Information –
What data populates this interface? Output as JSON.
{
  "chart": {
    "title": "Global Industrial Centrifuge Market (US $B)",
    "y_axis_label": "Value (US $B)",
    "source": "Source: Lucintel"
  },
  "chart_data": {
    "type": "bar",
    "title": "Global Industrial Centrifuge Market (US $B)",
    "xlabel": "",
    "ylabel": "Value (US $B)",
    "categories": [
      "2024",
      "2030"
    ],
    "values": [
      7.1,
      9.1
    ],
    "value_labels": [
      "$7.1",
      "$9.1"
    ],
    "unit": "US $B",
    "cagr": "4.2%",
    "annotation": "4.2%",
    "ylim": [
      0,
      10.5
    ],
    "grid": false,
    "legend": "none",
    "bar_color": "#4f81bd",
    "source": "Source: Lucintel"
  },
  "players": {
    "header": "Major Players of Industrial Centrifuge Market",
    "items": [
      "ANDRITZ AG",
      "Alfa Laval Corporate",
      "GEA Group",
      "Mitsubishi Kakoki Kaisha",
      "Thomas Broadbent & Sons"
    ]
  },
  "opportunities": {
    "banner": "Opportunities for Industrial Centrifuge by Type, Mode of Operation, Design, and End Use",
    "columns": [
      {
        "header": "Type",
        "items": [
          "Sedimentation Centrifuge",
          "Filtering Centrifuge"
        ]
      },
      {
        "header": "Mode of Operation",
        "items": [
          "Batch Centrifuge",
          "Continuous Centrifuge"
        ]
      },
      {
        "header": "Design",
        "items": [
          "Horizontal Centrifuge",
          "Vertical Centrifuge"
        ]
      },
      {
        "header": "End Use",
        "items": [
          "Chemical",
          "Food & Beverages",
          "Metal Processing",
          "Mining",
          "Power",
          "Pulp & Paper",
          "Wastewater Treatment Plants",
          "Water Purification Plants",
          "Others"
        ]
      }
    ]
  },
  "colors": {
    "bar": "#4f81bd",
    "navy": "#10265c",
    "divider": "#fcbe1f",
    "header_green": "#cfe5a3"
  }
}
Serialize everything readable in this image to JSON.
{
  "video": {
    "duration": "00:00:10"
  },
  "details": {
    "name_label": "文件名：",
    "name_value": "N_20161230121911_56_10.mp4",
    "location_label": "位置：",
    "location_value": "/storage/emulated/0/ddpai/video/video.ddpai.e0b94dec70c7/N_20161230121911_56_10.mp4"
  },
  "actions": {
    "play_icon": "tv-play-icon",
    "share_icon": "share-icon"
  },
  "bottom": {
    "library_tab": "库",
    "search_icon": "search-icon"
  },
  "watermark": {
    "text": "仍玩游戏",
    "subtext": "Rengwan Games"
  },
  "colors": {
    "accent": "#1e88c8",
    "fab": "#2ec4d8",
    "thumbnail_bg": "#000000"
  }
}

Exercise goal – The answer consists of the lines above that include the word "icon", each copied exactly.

Exercise response –
    "play_icon": "tv-play-icon",
    "share_icon": "share-icon"
    "search_icon": "search-icon"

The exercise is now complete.